So far we’ve mostly been discussing the past and present. Let’s take a moment to talk about the future as well! Is there anything still on your artistic bucket list? Any medium to explore, project you’d like to tackle, or anything like that?
E: I actually didn’t make the connection to the animal theme until you pointed it out! That’s hilarious!
As to the future: I have SO MUCH on my bucket list.
Career wise, I would like to show my art more!
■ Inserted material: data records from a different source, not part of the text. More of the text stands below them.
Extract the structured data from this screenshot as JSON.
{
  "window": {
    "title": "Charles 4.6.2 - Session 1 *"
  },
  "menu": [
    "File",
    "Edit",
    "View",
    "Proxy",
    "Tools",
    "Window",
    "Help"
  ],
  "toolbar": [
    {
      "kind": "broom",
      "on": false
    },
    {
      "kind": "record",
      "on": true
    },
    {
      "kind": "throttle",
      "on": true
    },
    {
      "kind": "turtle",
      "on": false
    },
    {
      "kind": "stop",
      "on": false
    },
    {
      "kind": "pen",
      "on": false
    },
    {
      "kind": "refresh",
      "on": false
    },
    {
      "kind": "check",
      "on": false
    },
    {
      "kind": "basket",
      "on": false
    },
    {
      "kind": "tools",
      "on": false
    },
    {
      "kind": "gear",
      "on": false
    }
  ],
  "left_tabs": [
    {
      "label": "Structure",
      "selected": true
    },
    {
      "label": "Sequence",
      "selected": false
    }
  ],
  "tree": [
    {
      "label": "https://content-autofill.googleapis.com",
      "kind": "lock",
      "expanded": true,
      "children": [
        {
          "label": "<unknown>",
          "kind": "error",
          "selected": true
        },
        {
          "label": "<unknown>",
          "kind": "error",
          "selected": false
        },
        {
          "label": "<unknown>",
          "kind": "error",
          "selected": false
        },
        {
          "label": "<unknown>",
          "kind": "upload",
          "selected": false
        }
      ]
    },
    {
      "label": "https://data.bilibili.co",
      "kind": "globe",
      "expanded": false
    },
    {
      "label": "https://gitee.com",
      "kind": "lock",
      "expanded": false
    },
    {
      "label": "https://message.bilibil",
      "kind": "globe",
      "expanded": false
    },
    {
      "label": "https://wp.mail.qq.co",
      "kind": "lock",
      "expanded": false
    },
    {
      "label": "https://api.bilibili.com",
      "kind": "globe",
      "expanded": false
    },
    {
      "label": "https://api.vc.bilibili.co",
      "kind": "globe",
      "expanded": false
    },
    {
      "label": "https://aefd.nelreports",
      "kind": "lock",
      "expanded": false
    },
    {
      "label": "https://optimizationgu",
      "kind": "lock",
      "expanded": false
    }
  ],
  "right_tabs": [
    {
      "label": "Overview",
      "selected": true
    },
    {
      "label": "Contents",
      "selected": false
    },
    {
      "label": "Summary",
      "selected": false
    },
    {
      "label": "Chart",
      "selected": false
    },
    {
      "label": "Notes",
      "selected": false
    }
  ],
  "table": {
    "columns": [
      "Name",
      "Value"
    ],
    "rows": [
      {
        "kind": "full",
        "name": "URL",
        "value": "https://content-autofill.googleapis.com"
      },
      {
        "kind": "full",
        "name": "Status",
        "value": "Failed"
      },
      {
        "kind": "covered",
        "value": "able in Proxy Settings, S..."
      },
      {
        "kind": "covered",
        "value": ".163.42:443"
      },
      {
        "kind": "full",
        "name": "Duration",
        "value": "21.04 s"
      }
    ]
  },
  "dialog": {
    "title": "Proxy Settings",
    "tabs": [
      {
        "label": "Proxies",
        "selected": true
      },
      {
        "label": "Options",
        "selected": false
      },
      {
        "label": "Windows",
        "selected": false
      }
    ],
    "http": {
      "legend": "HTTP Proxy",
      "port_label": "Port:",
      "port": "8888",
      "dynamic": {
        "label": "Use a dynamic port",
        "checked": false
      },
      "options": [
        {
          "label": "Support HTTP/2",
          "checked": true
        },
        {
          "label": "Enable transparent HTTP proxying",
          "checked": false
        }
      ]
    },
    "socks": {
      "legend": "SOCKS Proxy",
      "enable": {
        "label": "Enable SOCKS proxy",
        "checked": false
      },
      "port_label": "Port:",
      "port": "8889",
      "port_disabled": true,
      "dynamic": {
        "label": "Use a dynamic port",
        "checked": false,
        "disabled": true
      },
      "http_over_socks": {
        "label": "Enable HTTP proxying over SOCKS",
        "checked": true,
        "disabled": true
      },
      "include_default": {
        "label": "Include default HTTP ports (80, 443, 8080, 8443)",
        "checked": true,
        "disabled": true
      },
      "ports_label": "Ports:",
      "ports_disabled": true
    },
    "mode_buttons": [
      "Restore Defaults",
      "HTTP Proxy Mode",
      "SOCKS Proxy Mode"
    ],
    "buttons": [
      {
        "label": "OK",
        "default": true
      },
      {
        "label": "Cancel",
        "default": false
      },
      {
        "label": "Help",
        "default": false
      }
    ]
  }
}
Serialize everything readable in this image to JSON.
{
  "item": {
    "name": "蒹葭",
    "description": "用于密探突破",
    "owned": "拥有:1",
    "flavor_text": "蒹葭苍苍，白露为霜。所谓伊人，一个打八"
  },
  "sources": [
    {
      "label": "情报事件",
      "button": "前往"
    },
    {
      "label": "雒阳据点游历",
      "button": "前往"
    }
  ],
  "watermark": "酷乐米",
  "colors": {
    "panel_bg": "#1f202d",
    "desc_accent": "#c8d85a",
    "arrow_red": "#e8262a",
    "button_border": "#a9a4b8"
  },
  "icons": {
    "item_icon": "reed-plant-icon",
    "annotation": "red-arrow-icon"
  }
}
I would also like to develop a web shop for prints and other products featuring my work, because I get asked about prints quite often, and while I do have a few, they are only available through the aforementioned Blind Insect gallery at this time. (Side note: please check out Blind Insect, they make it a point to have art at all price points because they believe, as I do, that art should be accessible to everyone.)
I would also love to do some more residency programs, in my experience residencies are mind expanding and creatively liberating.
As far as mediums that I would like to explore- I recently started experimenting with traditional Japanese pigment painting, also called Nihonga. There isn’t much information about it in English, so I have been playing around without really understanding what I’m doing. I would love to continue my research into this method of painting and continue to find ways to incorporate it into my repertoire because the powdered pigments are truly beautiful and the process of mixing the paints is a moving meditation. Another medium I would like to try is cast glass sculpture, but so far that has been out of my budget and the steep learning curve is intimidating, so I haven’t gotten around to trying it.
D: Sounds like your bucket list’s quite filled up indeed! I’m very interested in seeing what’s going to come out of those Nihonga experiments. Feels like that’d work very well with your style. Same thing goes for the cast glass sculpting actually, but yeah.. That does look like it’d be somewhat intimidating.
Thank you very much for taking the time to have a chat with me! One last thing before we wrap things up – the “free plug” space of the interview. Any new favorite artists you recently discovered, or any movies, songs, books or shows you’d like to recommend to our readers? Now’s your chance!
E: Ooh, plugs! Let’s see- first and foremost, I would like to thank y’all at Semioculous for introducing me to so many new artists… your taste is impeccable and I have found so many exciting creatives through you. Also, huge props for being such a supporter of collage and mixed media!
I won’t give any music recommendations as my listening taste is questionable (unless you like vintage Japanese pop music, then we’ll talk.)
My book recommendations are “The Doll’s Alphabet’ by Camilla Grundova (little gems of stories that are creepy, heartbreaking, and beautiful), the Locked Tomb series by Tamsyn Muir (snarky lesbian necromancers sword fight in space, there are undying god emperors and six legged dogs and lots of dirty jokes… need I say more?) and “The Vet’s Daughter” by Barbara Comyns (a high Victorian period piece that is brutally exquisite.) Art-wise, I have really been getting into Japanese urushi lacquerware and Victorian photo collage (I recommend the book “Playing With Pictures” for an overview of the very first collage artists!) And, not media related at all, but check out Korean potato chips- in particular “Honey Butter” flavor potato chips- my first time tasting them, I’m pretty sure that I saw God.